Medical identity theft: The importance of protecting your health records
Many consumers take precautions against identity theft, but what about medical identity theft?
In addition to financial peril, victims can suffer physical danger if false entries in medical records lead to the wrong treatment.
“The crime occurs when someone uses a person's name and sometimes other parts of their identity — such as insurance information — without the person's knowledge or consent to obtain medical services or goods,” said Laurinda B. Harman, Ph.D., RHIA, associate professor and chair of the Health Information Management Department at Temple University’s College of Health Professions.
“A person's identity information can also be used to make false claims for medical services or goods. This is not a common event, but patients need to be aware of it,” Harman said. She discussed the growing concerns of medical identity theft as more medical facilities move to electronic records during the 79th Annual American Health Information Management Association Convention and Exhibit on Oct. 9 in Philadelphia.

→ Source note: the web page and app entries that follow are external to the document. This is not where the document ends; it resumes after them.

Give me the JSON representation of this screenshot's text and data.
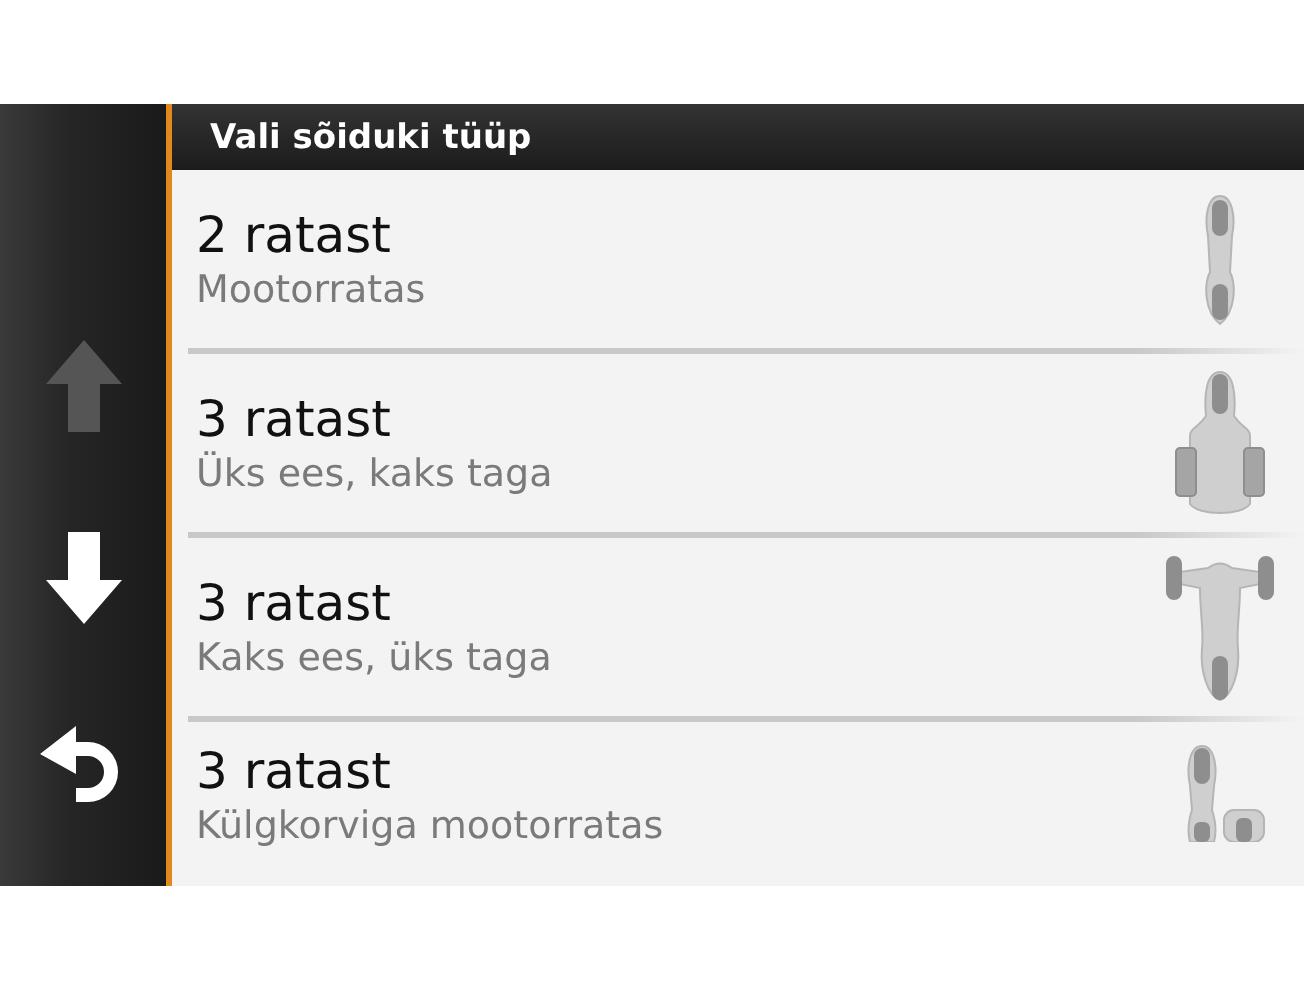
{
  "nav_buttons": [
    {
      "kind": "up",
      "disabled": true
    },
    {
      "kind": "down",
      "disabled": false
    },
    {
      "kind": "back",
      "disabled": false
    }
  ],
  "title": "Vali sõiduki tüüp",
  "options": [
    {
      "title": "2 ratast",
      "subtitle": "Mootorratas",
      "kind": "motorcycle"
    },
    {
      "title": "3 ratast",
      "subtitle": "Üks ees, kaks taga",
      "kind": "trike-rear"
    },
    {
      "title": "3 ratast",
      "subtitle": "Kaks ees, üks taga",
      "kind": "trike-front"
    },
    {
      "title": "3 ratast",
      "subtitle": "Külgkorviga mootorratas",
      "kind": "sidecar"
    }
  ]
}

The World Privacy Forum, a non-profit, non-partisan research group, said it has received 20,000 reports of medical identity theft over the past 15 years.
Medical identity theft frequently results in erroneous entries being put into existing medical records, and can involve the creation of fictitious medical records in the victim's name at various medical facilities. This trail of falsified information in medical records can plague victims' medical and financial lives for years.
Harman suggests the following tips from the World Privacy Forum to prevent theft:
• Review all “Explanation of Benefits” notices and any other correspondence from insurance providers describing the services that have been received, the provider charges and payment allowances. Report suspicious transactions to your health insurer's special investigations unit.
Harman, a health information management professional for more than 35 years, said those in her field take the issue very seriously.
“We need to take the role as the patient advocate. We need to help them protect their patient information and privacy. There aren’t the same protections in place for medical identify theft as financial identify theft,” she said.
Virginia L. Mullen, RHIA, director of regulatory effectiveness at Loma Linda University Medical Center, co presented with Harman.